- _Prompt_:
Check each line of the material below, and copy it if it holds the string "value".

—————

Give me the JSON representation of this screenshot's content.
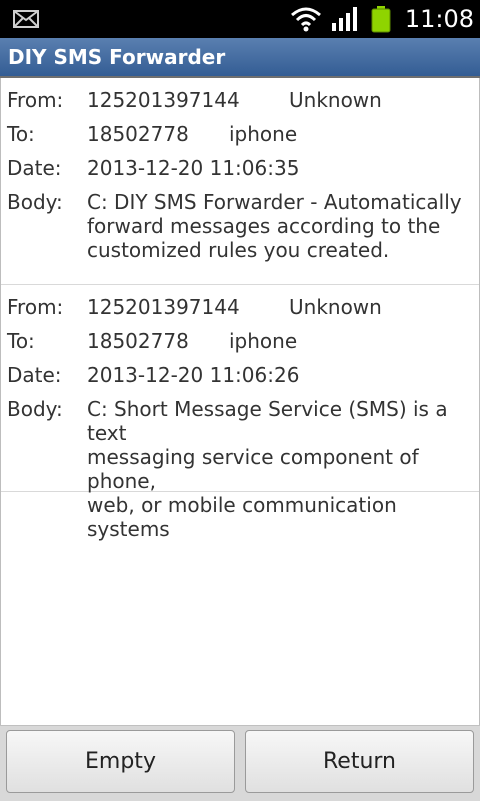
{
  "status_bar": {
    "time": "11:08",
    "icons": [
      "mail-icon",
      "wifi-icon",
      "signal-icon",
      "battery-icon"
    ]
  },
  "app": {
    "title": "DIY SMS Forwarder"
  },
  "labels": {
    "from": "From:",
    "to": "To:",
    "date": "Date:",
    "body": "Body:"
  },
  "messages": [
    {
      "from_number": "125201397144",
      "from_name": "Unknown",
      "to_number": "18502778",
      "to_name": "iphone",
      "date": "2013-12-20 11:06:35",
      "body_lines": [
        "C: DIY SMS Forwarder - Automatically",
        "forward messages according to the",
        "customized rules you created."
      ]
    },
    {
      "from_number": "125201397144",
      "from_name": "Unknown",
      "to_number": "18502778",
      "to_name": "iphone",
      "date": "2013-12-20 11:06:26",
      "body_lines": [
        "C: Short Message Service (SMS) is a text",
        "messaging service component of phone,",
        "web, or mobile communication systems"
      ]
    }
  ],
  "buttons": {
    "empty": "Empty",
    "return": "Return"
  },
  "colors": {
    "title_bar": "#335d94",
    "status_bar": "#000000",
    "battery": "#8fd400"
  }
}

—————

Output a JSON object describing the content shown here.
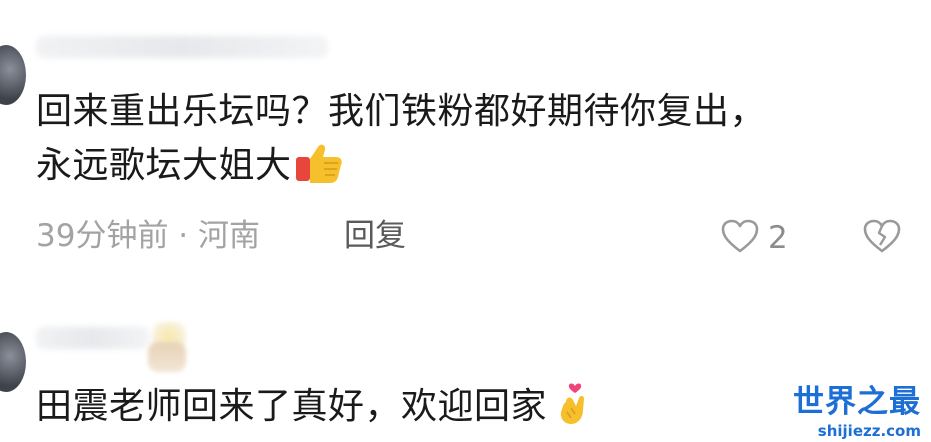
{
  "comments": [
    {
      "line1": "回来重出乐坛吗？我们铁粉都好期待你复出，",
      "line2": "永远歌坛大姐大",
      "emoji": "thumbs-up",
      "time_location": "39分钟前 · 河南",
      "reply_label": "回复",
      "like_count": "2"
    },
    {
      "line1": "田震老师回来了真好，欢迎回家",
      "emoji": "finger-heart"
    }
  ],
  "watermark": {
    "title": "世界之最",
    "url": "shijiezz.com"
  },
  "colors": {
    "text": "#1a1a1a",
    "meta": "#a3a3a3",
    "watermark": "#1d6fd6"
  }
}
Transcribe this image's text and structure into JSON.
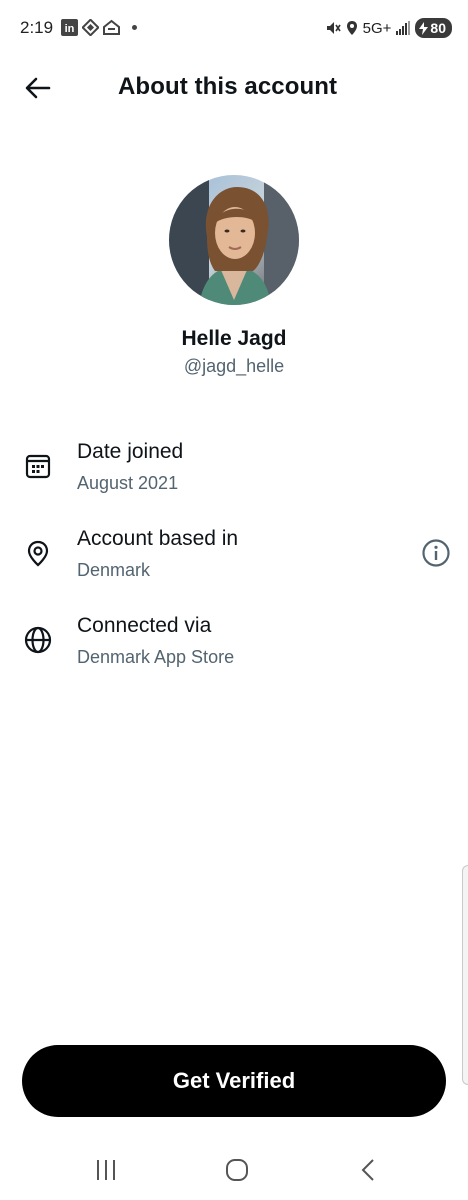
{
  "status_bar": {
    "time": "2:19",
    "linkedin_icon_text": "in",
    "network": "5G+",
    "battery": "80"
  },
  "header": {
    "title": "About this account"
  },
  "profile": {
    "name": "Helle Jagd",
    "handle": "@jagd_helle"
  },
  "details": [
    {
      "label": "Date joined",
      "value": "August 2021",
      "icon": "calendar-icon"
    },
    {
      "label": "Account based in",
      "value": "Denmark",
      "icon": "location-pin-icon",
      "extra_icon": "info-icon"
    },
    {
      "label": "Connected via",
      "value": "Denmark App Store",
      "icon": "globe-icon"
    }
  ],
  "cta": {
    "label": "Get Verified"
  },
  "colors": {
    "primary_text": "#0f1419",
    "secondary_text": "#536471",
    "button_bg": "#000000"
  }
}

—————

- _The answer_:
      "value": "August 2021",
      "value": "Denmark",
      "value": "Denmark App Store",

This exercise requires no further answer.